Liverpool

Liverpool 1892


A special year for a very special Scottish club. Say what now? You heard me. A Scottish club. How can this be? When all of your players are Scottish, it is hard to fight on the coincidence of Liverpool happening to be in Lancashire.

It is hard to imagine this happening, in the 21
st century. Maybe in American sport, where the link between a place and a sports club has been long broken. Not in the UK, since major ructions were caused by Woolwich Arsenal moving to North London in 1913 and more recently, Wimbledon to Milton Keynes. We start with a football war which had unforeseen consequences. Anfield was the home of Everton FC. You read that right. Everton FC. Their success and increasing attendances led to increased profits. Profits of which the owner of the stadium, John Houlding, wanted a bigger share. Everton refused to pony up more cash and left Anfield for good. Anfield 1892: the stadium without a team.

What was the solution? Create a new team called the
Everton Football Club and Athletic Grounds Company. Nice try, Mr Houlding, but no coconut. The English Football League banned the name. Everton FC of the new Goodison Park were judged to be the only club entitled to the word ‘Everton’. So - Liverpool FC was invented, wearing blue and white halves, until 1894.

In the aftermath of John Houlding’s nightmare scenario, the owner of Anfield Stadium gave the new Liverpool Board £500 to buy a team of players. Technically John McKenna was just a Board Member and William Barclay was Secretary. In those days that meant he was team manager. By the way, the English Football League had rejected Liverpool’s 1892 application from a club which was only weeks’ old. Instead, Liverpool joined the Lancashire League and won it at the first attempt.

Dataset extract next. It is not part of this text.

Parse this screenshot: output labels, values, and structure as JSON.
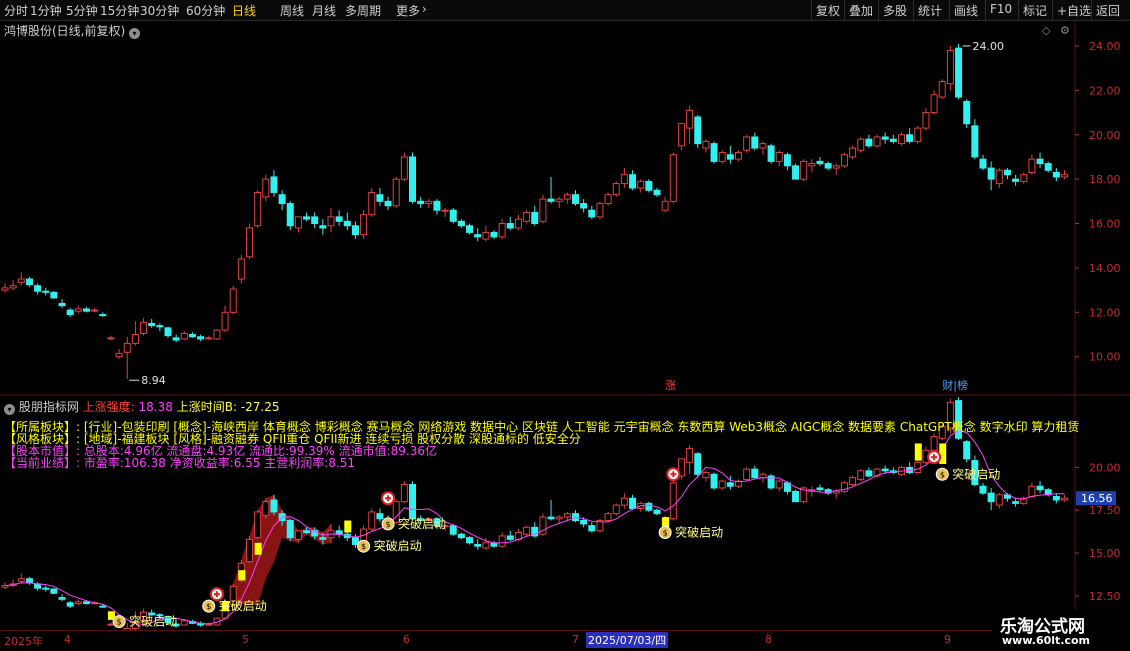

Why were they called the ‘Team of the Macs’? Here is the team lines and birthplaces for the first ever Liverpool game in the Lancashire League 3 September 1892: Sydney Ross (Edinburgh), Andrew Hannah (Renton), Duncan McLean (Renton), Joe Pearson (Lancashire his only game for Liverpool), Joe McQue (Springburn), Jim McBride (Renton), Tom Wylie (Maybole), Jock Smith (Kilmarnock), Malcolm McVean (Bonhill), Jonathan Cameron (Glasgow), Andrew Kelvin, (Kilmarnock). In the next game, Pearson was replaced by James Kelso from Cardross, who was, in turn replaced by John Miller from Dumbarton for the third ever competitive game.

Liverpool won the League at the first attempt, on goal difference from Blackpool. The Team of the Macs had succeeded by the skin of their Merseyside teeth. Champions, on 36 points, but with a better goal difference than Blackpool and only one point in front of third placed Bury. They applied to join the EFL and this time, got lucky. Accrington had resigned, leaving one space. Even better, Bootle FC of Liverpool (Andrew Watson’s old team) had resigned, leaving the City one team short.

Here is a cracking fact which shows that William Barclay was important, but not crucial, in the chaos surrounding the foundation of Liverpool. The Liverpool website says:

Barclay apparently knew nothing of the club’s successful application for membership of the Second Division in 1893 until he received a telegram instructing him to travel to London to arrange the fixtures for Liverpool’s debut season as a member of the League. McKenna, not Barclay, went to the capital as Liverpool’s representative. That single incident indicates how much more involved McKenna was really with policy and key decisions.

Liverpool were not alone. Look at Sunderland for another example of a team packed to the rafters with Scots. It was clear that immediate success could only be guaranteed by heading north of the Border and getting yourself some professionals who knew how to play the Combination Game. No Scotch Professor, no party.

Liverpool 1892-1893